Does France respect its own winning team?

In one of the most widely acclaimed finals in recent decades, the French national team has won the 2018 FIFA world cup, beating out the best teams from around the world.

However, when one looks at the makeup of the team, something becomes undeniably apparent. The team is composed primarily of people of African descent, with the majority identifying as Muslims.

In most cases, this would be a cause for celebration, as it would point to a tolerance and acceptance of diversity in the nation’s wider society. This is not, however, a typical case. France has one of the most gruesome colonial histories of any European nation, a legacy which continues on until today.

France’s history in Africa can be seen clearly in the makeup of its soccer team, with 15 players hailing from an African descent. The nation is infamous for its struggles with immigration from the continent and has been heavily criticised for its Banlieues, suburbs which surround Paris and are home to many disenfranchised and impoverished migrants.

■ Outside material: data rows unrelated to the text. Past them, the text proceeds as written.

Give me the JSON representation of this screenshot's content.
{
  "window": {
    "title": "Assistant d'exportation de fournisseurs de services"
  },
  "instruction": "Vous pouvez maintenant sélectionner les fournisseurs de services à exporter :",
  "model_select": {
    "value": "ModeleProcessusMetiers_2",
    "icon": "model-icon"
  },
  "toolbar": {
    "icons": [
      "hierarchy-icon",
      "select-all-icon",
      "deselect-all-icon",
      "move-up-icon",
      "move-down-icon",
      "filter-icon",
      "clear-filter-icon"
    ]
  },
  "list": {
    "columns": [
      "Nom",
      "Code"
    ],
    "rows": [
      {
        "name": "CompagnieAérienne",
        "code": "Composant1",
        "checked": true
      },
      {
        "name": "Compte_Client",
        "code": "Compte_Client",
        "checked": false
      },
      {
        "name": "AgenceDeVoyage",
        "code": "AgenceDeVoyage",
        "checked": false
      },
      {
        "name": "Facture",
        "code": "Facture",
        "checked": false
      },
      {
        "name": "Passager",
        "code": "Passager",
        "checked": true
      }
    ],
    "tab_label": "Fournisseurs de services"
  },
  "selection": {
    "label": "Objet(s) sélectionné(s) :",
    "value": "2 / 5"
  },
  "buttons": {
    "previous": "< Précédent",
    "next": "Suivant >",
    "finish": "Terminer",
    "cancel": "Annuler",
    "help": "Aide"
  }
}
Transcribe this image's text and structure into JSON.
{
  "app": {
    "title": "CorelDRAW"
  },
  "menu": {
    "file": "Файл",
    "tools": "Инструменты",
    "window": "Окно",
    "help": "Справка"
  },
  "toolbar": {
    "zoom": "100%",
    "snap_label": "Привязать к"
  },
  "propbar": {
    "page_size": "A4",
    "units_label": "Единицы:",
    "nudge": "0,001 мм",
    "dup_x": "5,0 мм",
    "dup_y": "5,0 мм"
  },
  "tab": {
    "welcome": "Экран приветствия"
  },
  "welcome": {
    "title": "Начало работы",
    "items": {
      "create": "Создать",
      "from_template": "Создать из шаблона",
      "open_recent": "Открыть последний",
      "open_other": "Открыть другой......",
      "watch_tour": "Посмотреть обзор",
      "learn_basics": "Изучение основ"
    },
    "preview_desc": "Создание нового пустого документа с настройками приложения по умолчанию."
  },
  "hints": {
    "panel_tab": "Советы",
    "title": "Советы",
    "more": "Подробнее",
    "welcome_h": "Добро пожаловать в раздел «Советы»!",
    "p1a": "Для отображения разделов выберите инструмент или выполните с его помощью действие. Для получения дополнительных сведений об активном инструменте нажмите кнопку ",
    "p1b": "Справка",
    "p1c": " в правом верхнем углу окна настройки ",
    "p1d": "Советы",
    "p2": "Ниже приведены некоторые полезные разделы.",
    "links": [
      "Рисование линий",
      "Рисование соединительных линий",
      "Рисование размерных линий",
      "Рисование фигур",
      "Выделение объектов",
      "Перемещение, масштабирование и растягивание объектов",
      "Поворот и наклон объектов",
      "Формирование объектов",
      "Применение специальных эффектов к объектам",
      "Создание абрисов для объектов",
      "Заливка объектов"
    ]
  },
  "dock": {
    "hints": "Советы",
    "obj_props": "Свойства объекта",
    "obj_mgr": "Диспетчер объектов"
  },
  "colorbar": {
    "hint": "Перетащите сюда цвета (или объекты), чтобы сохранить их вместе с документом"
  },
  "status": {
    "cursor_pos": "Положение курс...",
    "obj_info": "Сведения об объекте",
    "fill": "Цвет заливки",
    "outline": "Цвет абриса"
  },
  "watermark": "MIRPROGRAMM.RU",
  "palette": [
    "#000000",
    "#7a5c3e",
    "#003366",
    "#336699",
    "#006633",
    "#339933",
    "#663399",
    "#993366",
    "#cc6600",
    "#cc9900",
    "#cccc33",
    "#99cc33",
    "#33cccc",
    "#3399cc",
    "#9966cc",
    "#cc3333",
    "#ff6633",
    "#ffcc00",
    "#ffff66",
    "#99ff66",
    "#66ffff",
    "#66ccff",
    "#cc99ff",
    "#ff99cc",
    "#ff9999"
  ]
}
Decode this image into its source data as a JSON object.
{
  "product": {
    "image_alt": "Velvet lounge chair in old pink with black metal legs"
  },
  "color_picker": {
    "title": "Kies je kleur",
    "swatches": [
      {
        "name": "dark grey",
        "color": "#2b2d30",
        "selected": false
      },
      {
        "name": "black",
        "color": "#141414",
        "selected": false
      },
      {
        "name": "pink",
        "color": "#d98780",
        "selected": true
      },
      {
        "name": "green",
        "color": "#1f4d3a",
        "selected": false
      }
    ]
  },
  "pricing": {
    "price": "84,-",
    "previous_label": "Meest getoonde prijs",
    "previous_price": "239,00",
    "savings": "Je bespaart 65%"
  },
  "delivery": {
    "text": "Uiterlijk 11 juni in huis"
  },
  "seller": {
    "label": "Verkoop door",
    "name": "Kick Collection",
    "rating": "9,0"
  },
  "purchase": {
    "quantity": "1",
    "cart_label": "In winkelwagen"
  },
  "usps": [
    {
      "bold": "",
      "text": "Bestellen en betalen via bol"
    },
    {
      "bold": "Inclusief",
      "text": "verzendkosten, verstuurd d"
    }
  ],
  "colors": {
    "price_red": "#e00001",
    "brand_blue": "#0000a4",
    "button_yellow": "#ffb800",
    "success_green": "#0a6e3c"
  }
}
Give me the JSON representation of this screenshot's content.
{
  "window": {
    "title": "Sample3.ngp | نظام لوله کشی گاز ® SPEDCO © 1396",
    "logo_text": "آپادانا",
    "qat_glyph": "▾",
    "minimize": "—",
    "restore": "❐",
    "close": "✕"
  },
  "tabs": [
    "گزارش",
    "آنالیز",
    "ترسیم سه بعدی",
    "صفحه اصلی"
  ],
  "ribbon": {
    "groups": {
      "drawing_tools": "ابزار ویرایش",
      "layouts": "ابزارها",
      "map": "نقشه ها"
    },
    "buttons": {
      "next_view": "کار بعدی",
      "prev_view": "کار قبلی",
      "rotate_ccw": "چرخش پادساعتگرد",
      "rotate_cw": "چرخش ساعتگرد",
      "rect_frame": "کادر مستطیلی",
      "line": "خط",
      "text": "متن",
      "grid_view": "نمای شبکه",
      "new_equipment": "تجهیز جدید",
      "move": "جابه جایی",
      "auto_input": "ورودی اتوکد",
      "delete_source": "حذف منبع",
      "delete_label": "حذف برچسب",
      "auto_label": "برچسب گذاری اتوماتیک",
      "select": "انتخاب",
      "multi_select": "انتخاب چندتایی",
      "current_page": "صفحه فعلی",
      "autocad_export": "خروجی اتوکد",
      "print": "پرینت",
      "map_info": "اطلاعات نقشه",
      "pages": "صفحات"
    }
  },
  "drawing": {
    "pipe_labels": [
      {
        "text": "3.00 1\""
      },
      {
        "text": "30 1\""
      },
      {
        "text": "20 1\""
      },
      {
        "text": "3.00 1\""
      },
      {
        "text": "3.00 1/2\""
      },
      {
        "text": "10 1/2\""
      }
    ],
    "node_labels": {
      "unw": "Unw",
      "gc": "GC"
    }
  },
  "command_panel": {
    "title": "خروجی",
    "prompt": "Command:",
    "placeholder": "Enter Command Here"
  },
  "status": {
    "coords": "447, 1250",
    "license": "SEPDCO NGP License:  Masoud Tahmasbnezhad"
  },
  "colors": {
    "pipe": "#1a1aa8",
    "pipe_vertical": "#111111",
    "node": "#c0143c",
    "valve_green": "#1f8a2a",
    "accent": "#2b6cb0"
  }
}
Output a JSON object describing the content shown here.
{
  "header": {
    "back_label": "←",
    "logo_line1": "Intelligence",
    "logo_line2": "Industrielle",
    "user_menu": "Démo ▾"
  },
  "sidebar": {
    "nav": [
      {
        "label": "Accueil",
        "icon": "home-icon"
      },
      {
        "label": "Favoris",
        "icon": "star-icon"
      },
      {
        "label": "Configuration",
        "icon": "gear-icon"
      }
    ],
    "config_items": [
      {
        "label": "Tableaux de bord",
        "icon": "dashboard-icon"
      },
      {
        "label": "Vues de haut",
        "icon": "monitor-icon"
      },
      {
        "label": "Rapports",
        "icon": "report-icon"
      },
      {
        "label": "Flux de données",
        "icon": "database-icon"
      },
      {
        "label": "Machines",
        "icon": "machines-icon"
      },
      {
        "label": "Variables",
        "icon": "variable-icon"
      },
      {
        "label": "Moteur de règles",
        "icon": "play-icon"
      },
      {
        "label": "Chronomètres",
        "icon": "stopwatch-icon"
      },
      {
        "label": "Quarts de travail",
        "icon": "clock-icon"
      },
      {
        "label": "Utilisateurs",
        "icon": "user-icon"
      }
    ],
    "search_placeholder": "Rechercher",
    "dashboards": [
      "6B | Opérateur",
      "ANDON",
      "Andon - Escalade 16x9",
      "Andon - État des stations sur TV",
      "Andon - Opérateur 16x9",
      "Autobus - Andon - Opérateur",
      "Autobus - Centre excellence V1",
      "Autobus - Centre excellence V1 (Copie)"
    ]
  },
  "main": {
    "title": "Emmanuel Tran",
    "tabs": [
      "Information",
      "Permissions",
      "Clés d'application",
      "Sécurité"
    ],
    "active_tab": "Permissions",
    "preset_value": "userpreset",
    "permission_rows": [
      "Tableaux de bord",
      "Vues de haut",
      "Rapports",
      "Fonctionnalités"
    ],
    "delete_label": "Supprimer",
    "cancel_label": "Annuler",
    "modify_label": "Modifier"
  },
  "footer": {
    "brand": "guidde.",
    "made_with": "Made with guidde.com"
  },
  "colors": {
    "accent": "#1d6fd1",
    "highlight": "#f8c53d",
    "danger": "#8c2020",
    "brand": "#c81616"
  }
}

Muslims in particular have been the target of discriminatory policies and rhetoric in recent decades, with the banning of hijabs, niqabs and burkinis in different sectors of French society, a concerted push to “change the way Islam is organised in France” by the current President, and a recent election in which the main opposing party ran on a heavily anti-Muslim platform, and almost won.

This may seem very strange in contrast to the recent images of the French team being welcomed back home to enormous crowds of cheering supports. The President, Emmanuelle Macron, hugging Muslim players from the national team, and the Arc de Triumphe, one of the most iconic symbols of Paris, projecting images of the Muslim players, sit uncomfortably with the rhetoric that was apparent only months ago during the election.

This is a chance for France to identify this inconsistency, and to embrace its immigrant and Muslim populations in a way it never has before.